Highly processed foods are addictive substances, says University of Michigan study

Highly processed foods like French fries are as addictive as cigarettes, say researchers. (Pixabay)

ANN ARBOR – Are highly processed foods addictive?

A topic of debate for years, researchers at the University of Michigan and Virginia Tech set out to find the answer based on scientific criteria.

For the study, they used a U.S. Surgeon General’s report from 1988 that classified tobacco as an addictive substance, and applied it to food.

The results? Yes, food loaded with added fats and refined carbohydrates can be considered addictive substances.

The researchers team said that addictive foods like cookies, ice cream, potato chips and French fries could play a key role in contributing to public health issues related to a food environment saturated with accessible, heavily marketed and cheap highly processed foods.

The researched, performed by lead author and U-M associate professor of psychology Ashley Gearhardt and assistant professor of biomedical research at Virginia Tech Alexandra DiFeliceantonio, was recently published in the Addiction Journal.

According to a release about the study, highly processed foods meet the same criteria used when identifying tobacco as an addictive substance:

  • They trigger compulsive use where people are unable to quit or cut down (even in the face of life-threatening diseases like diabetes and heart disease)
  • They can change the way we feel and cause changes in the brain that are of a similar magnitude as the nicotine in tobacco products
  • They are highly reinforcing
  • They trigger intense urges and cravings

“Of note, there is no biomarker in the brain that tells us whether something is addictive or not,” Gearhardt said in a release. “Identifying that tobacco products were addictive really boiled down to these four criteria, (which) have stood up to decades of scientific evaluation. Highly processed foods meet every single one of these criteria.”

Similar to tobacco products, highly processed foods contain thousands of chemicals which add to their addictive potential, said the researchers.

“When we realized tobacco products were addictive, it made us realize that smoking wasn’t just an adult choice, but that people were getting hooked and couldn’t stop even when they really wanted to,” Gearhardt, who also directs U-M’s Food and Addiction Science and Treatment lab, said in a statement. “This same thing appears to be happening with highly processed foods and this is particularly concerning because kids are a major target of advertising for these products.”

Poor diets loaded with highly processed foods are now responsible for as many preventable deaths as cigarettes, said the researchers. The way they are marketed to consumers as hard to resist and intensely rewarding is also a contributing factor, they said.

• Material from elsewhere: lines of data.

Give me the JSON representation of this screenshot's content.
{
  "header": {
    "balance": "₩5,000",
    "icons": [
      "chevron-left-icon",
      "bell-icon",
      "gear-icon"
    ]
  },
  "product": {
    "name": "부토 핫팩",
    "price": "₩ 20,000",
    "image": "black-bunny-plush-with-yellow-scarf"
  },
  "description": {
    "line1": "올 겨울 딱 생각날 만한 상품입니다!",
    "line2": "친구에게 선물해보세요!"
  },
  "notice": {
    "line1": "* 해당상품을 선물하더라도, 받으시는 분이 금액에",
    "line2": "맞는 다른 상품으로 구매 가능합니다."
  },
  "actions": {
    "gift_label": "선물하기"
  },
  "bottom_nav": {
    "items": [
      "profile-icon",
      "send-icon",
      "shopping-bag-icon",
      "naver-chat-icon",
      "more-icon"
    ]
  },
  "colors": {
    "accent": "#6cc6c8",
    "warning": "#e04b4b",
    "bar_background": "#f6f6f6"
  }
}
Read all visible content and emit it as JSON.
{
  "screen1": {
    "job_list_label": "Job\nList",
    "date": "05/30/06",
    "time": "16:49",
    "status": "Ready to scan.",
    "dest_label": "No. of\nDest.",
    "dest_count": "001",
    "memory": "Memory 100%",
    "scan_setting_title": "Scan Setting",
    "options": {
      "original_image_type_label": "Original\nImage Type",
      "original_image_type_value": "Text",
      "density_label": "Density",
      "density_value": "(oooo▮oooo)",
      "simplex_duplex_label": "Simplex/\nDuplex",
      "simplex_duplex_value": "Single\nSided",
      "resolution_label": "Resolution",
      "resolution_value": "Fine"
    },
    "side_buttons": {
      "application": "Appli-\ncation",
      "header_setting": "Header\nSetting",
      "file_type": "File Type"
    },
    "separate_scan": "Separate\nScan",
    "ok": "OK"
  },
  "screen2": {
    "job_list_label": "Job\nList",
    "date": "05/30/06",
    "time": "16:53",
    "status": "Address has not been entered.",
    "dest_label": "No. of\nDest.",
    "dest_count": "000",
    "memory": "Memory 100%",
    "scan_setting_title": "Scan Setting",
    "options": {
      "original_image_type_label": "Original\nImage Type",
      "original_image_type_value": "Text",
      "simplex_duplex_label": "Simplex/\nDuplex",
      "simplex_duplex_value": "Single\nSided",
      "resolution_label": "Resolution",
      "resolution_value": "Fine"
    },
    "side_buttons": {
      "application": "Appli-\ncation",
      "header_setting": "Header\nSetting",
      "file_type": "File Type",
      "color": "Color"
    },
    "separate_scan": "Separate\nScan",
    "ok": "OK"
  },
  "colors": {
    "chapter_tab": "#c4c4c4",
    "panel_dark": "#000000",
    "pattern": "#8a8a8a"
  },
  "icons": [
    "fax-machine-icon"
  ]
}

“It is time to stop thinking about highly processed foods just as food, but instead as highly refined substances that can be addictive,” DiFeliceantonio said in a statement.

To read the full study, click here.

About the Author:

Meredith has worked for WDIV since August 2017 and was voted one of Washtenaw County's best journalists in 2019 by eCurrent's readers. She covers the community of Ann Arbor and has a Master's degree in International Broadcast Journalism from City University London, UK.